A one-day workshop to be held at Oxford Brookes University on Friday 4 December 2009 will explore ‘Legal Medicine and Expertise in History’. According to the organizers, ‘[T]he workshop is designed to facilitate intellectual exchange and debate between academics working on the history of forensic medicine, by bringing together scholars who study the subject in a variety of national contexts and across a broad period of time. It will engage with two central themes: the character and role of forensic medicine in Europe since the medieval period; and the relationship between medicine, the law and wider society as illuminated by the notion of ‘expertise’’. It promises to be rich in identification angles; for further details, including speaker information, full programme and abstracts, see the workshop webpage. Picture: Flickr (CC)
Posts Tagged 'Legal Frameworks'
Tags: Crime, Fingerprinting, Forensics, Legal Frameworks, Medicine, Policing
Tags: Biometrics, Civil Liberties, Globalisation, ID Cards, Identity Theft, Legal Frameworks, Policy, Privacy, Security, Surveillance, technology, Twentieth Century
The third Identity in the Information Society Workshop (IDIS10), to be held in Rome on 26-28 May 2010, has just issued its call for papers on the theme of ‘Identity and Organizations’ (public or private, local or global, formal or informal). Topics might include, but are not limited to: new identity technologies; emerging practices enabled by identification processes; changing notions of identity; information and identity risks; surveillance and privacy issues; and regulatory and legal implications. The deadline for the receipt of full papers (4,000-6,000 words) is 10 December 2009; for further information and submission guidelines visit the workshop website.
Tags: Britain, Civil Liberties, Legal Frameworks, Policy, Privacy, Registration, Surveillance, technology

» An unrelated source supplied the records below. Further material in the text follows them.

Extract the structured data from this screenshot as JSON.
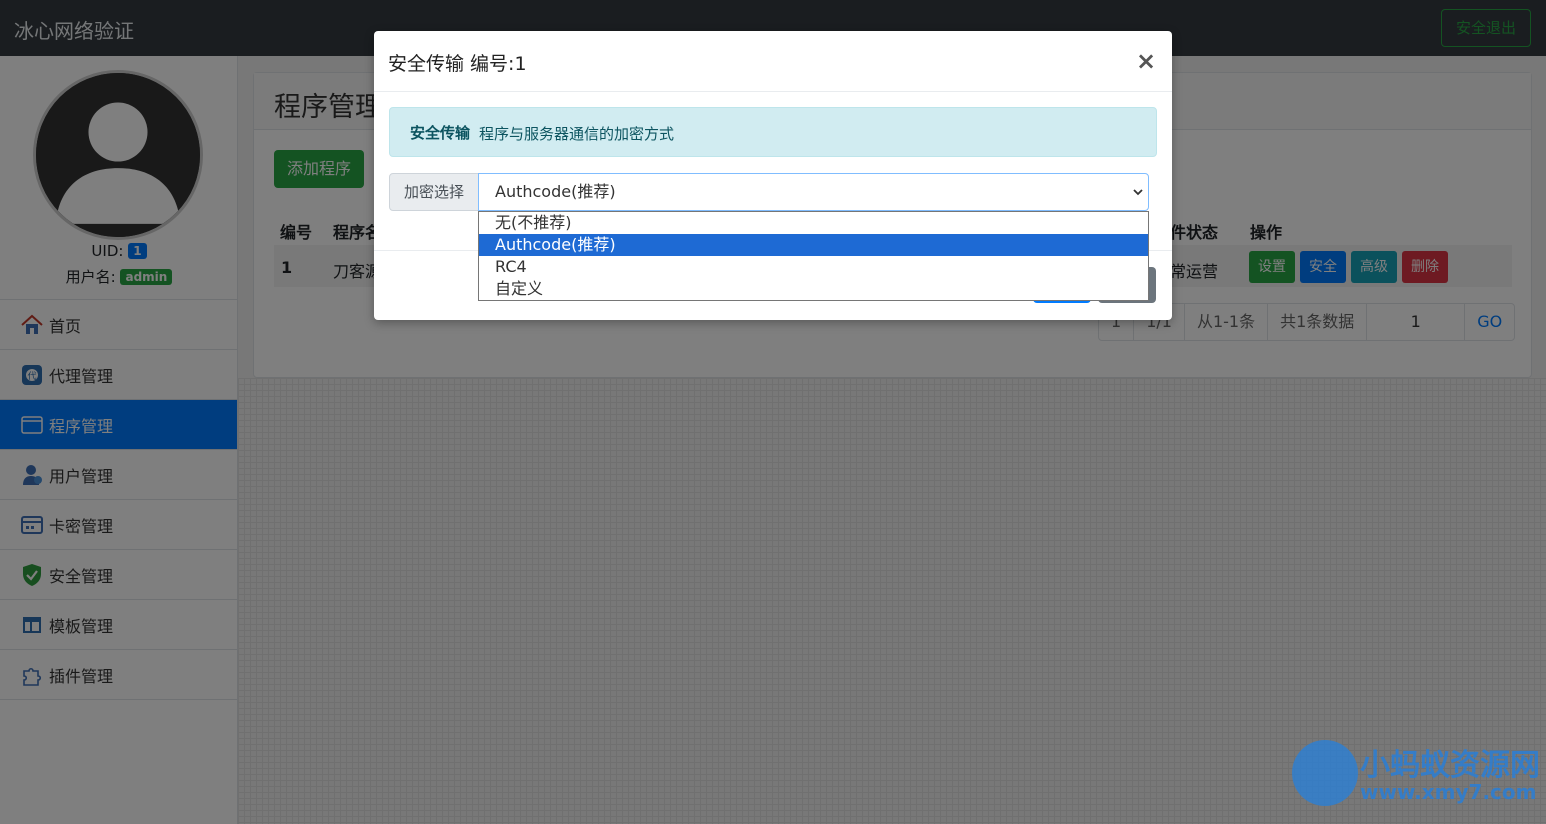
{
  "navbar": {
    "brand": "冰心网络验证",
    "logout_label": "安全退出"
  },
  "sidebar": {
    "uid_label": "UID:",
    "uid_value": "1",
    "username_label": "用户名:",
    "username_value": "admin",
    "items": [
      {
        "label": "首页",
        "icon": "home-icon"
      },
      {
        "label": "代理管理",
        "icon": "agent-icon"
      },
      {
        "label": "程序管理",
        "icon": "program-icon",
        "active": true
      },
      {
        "label": "用户管理",
        "icon": "user-icon"
      },
      {
        "label": "卡密管理",
        "icon": "card-icon"
      },
      {
        "label": "安全管理",
        "icon": "shield-icon"
      },
      {
        "label": "模板管理",
        "icon": "template-icon"
      },
      {
        "label": "插件管理",
        "icon": "puzzle-icon"
      }
    ]
  },
  "main": {
    "title": "程序管理",
    "add_button": "添加程序",
    "table": {
      "headers": [
        "编号",
        "程序名",
        "件状态",
        "操作"
      ],
      "rows": [
        {
          "id": "1",
          "name": "刀客源",
          "status": "常运营"
        }
      ],
      "actions": [
        "设置",
        "安全",
        "高级",
        "删除"
      ]
    },
    "pager": {
      "page": "1",
      "total_pages": "1/1",
      "range": "从1-1条",
      "total": "共1条数据",
      "goto_value": "1",
      "go_label": "GO"
    }
  },
  "modal": {
    "title": "安全传输 编号:1",
    "close": "×",
    "alert_strong": "安全传输",
    "alert_text": "程序与服务器通信的加密方式",
    "select_label": "加密选择",
    "selected_value": "Authcode(推荐)",
    "options": [
      "无(不推荐)",
      "Authcode(推荐)",
      "RC4",
      "自定义"
    ]
  },
  "watermark": {
    "title": "小蚂蚁资源网",
    "url": "www.xmy7.com"
  }
}
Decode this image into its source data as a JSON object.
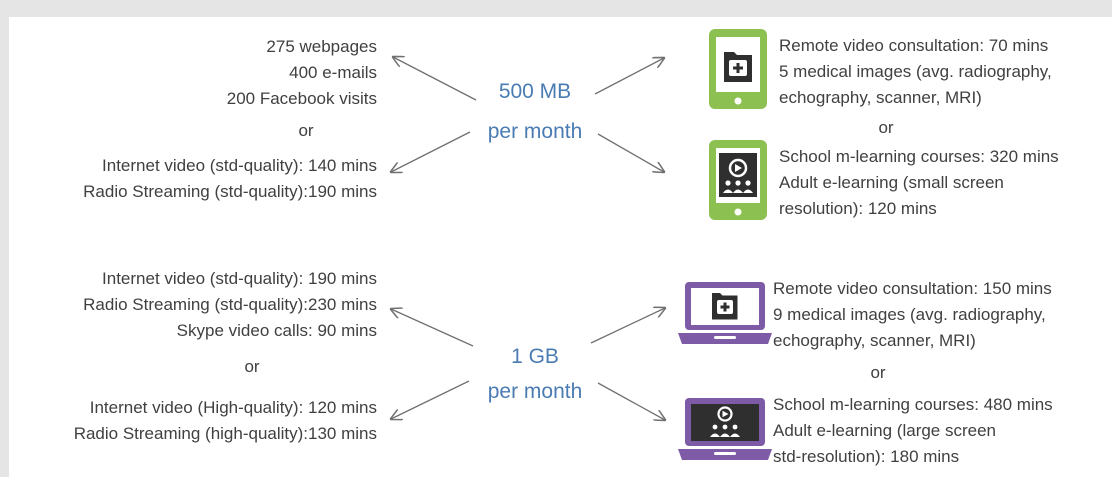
{
  "colors": {
    "caption_blue": "#4a7cb3",
    "text_gray": "#404040",
    "tablet_green": "#8cc152",
    "laptop_purple": "#7d5ba6",
    "arrow_gray": "#707070",
    "frame_gray": "#e5e5e5"
  },
  "top": {
    "caption": {
      "line1": "500 MB",
      "line2": "per month"
    },
    "left": {
      "lines_a": [
        "275 webpages",
        "400 e-mails",
        "200 Facebook visits"
      ],
      "or": "or",
      "lines_b": [
        "Internet video (std-quality): 140 mins",
        "Radio Streaming (std-quality):190 mins"
      ]
    },
    "right": {
      "block_a": [
        "Remote video consultation: 70 mins",
        "5 medical images (avg. radiography,",
        "echography, scanner, MRI)"
      ],
      "or": "or",
      "block_b": [
        "School m-learning courses: 320 mins",
        "Adult e-learning (small screen",
        "resolution): 120 mins"
      ],
      "icon_a": "tablet-medical-kit-icon",
      "icon_b": "tablet-video-classroom-icon"
    }
  },
  "bottom": {
    "caption": {
      "line1": "1 GB",
      "line2": "per month"
    },
    "left": {
      "lines_a": [
        "Internet video (std-quality): 190 mins",
        "Radio Streaming (std-quality):230 mins",
        "Skype video calls: 90 mins"
      ],
      "or": "or",
      "lines_b": [
        "Internet video (High-quality): 120 mins",
        "Radio Streaming (high-quality):130 mins"
      ]
    },
    "right": {
      "block_a": [
        "Remote video consultation: 150 mins",
        "9 medical images (avg. radiography,",
        "echography, scanner, MRI)"
      ],
      "or": "or",
      "block_b": [
        "School m-learning courses: 480 mins",
        "Adult e-learning (large screen",
        "std-resolution): 180 mins"
      ],
      "icon_a": "laptop-medical-kit-icon",
      "icon_b": "laptop-video-classroom-icon"
    }
  }
}
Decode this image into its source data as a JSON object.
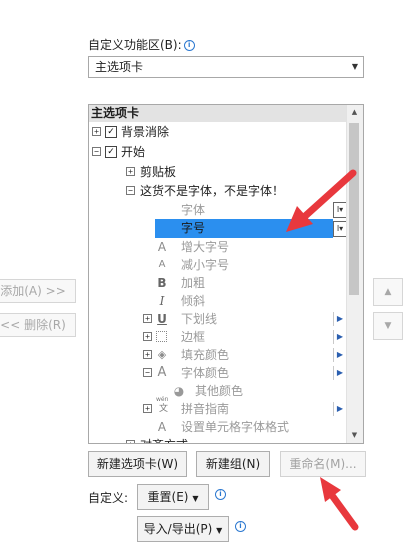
{
  "customize_ribbon": {
    "label": "自定义功能区(B):",
    "dropdown_value": "主选项卡"
  },
  "tree": {
    "header": "主选项卡",
    "items": {
      "background_removal": "背景消除",
      "start": "开始",
      "clipboard": "剪贴板",
      "custom_group": "这货不是字体，不是字体！",
      "font": "字体",
      "font_size": "字号",
      "grow_font": "增大字号",
      "shrink_font": "减小字号",
      "bold": "加粗",
      "italic": "倾斜",
      "underline": "下划线",
      "borders": "边框",
      "fill_color": "填充颜色",
      "font_color": "字体颜色",
      "other_colors": "其他颜色",
      "phonetic": "拼音指南",
      "format_cells_font": "设置单元格字体格式",
      "alignment": "对齐方式"
    },
    "icon_letters": {
      "grow": "A",
      "shrink": "A",
      "bold": "B",
      "italic": "I",
      "underline": "U",
      "font_color": "A",
      "format_cells": "A",
      "phonetic": "wén"
    }
  },
  "side_buttons": {
    "add": "添加(A) >>",
    "remove": "<< 删除(R)"
  },
  "buttons": {
    "new_tab": "新建选项卡(W)",
    "new_group": "新建组(N)",
    "rename": "重命名(M)..."
  },
  "customizations": {
    "label": "自定义:",
    "reset": "重置(E)",
    "import_export": "导入/导出(P)"
  },
  "colors": {
    "selection": "#2b8fef",
    "annotation_arrow": "#e8383d"
  },
  "icons": [
    "info-icon",
    "dropdown-arrow-icon",
    "expand-icon",
    "collapse-icon",
    "checkbox-icon",
    "scroll-up-icon",
    "scroll-down-icon",
    "move-up-icon",
    "move-down-icon",
    "submenu-arrow-icon",
    "annotation-arrow"
  ]
}
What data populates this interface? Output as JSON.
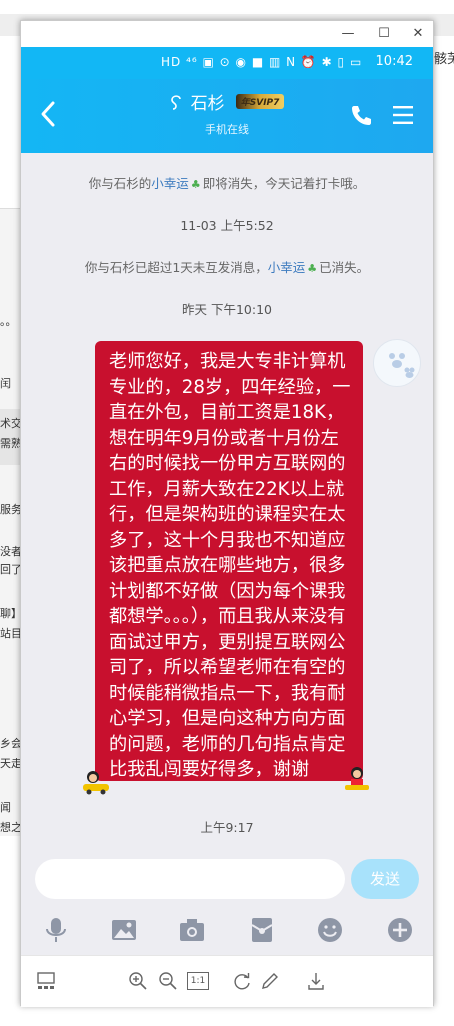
{
  "background": {
    "right_edge_text": "骸芜",
    "left_fragments": [
      "。。",
      "闰",
      "术交",
      "需熟",
      "服务",
      "没者",
      "回了",
      "聊】",
      "站目",
      "乡会",
      "天走",
      "闻",
      "想之"
    ]
  },
  "window": {
    "controls": {
      "minimize": "—",
      "maximize": "☐",
      "close": "✕"
    }
  },
  "statusbar": {
    "icons_text": "HD ⁴⁶ ▣ ⊙ ◉ ■ ▥ N ⏰ ✱ ▯ ▭",
    "time": "10:42"
  },
  "header": {
    "contact_name": "石杉",
    "vip_badge": "年SVIP7",
    "status": "手机在线"
  },
  "messages": {
    "system_1": {
      "before": "你与石杉的",
      "link": "小幸运",
      "after": "即将消失，今天记着打卡哦。"
    },
    "timestamp_1": "11-03 上午5:52",
    "system_2": {
      "before": "你与石杉已超过1天未互发消息，",
      "link": "小幸运",
      "after": "已消失。"
    },
    "timestamp_2": "昨天 下午10:10",
    "bubble_text": "老师您好，我是大专非计算机专业的，28岁，四年经验，一直在外包，目前工资是18K，想在明年9月份或者十月份左右的时候找一份甲方互联网的工作，月薪大致在22K以上就行，但是架构班的课程实在太多了，这十个月我也不知道应该把重点放在哪些地方，很多计划都不好做（因为每个课我都想学。。。），而且我从来没有面试过甲方，更别提互联网公司了，所以希望老师在有空的时候能稍微指点一下，我有耐心学习，但是向这种方向方面的问题，老师的几句指点肯定比我乱闯要好得多，谢谢",
    "timestamp_3": "上午9:17"
  },
  "composer": {
    "input_value": "",
    "send_label": "发送"
  },
  "viewer_toolbar": {
    "one_to_one": "1:1"
  },
  "colors": {
    "qq_blue": "#12b7f5",
    "bubble_red": "#c8102e",
    "send_disabled": "#a8e2fb"
  }
}
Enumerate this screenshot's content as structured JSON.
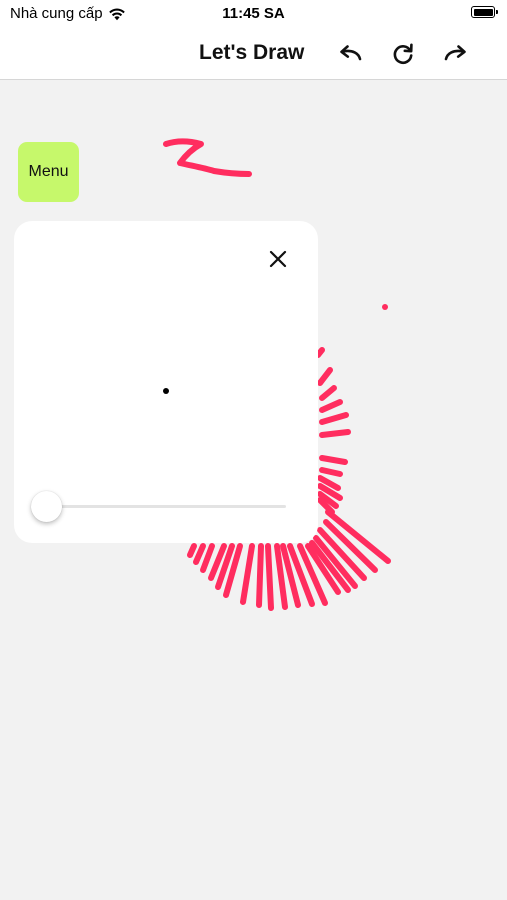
{
  "status_bar": {
    "carrier": "Nhà cung cấp",
    "time": "11:45 SA",
    "battery_level": 1.0
  },
  "nav": {
    "title": "Let's Draw",
    "icons": [
      "undo-icon",
      "refresh-icon",
      "redo-icon"
    ]
  },
  "menu": {
    "label": "Menu"
  },
  "brush_panel": {
    "close_icon": "close-icon",
    "size_slider_value": 0.0
  },
  "colors": {
    "menu_button": "#c6f86b",
    "stroke": "#ff2d5f",
    "canvas_background": "#f2f2f2"
  }
}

A new report on the ‘Database State’ has argued that many of Britain’s public sector databases are inefficient, invasive of privacy and vulnerable to legal challenge. The study was commissioned by the Joseph Rowntree Reform Trust and undertaken by members of the Foundation for Information Policy Research, including IdentiNet member Ross Anderson (Security Engineering, University of Cambridge). The report suggests that 11 of the 46 largest central databases are illegal under human rights or data protection laws (a further 29 are given an ‘amber light’), and makes a range of new recommendations for the collection and management of personal data and the development of government IT systems. Here’s the report and the executive summary, while Ross has also blogged some conclusions at The Guardian‘s Liberty Central. Picture: Chris Campbell/flickr (CC)
Tags: Anthropology, Legal Frameworks
The American Anthropological Association Annual Meeting will take place in Philadelphia on 2-6 December 2009, and a panel has been proposed on the theme of ‘Political Identities, Legal Identifications and Anthropological Practice’. While figuring issues of identity and identification in their broadest senses, there seems to be some scope for documentary approaches, especially in terms of the legal stabilisation and reification of various identity categories and their recognition by different institutions. The deadline for 250-word abstracts is 15 March 2009; for full details of the session and how to apply, see H-Net.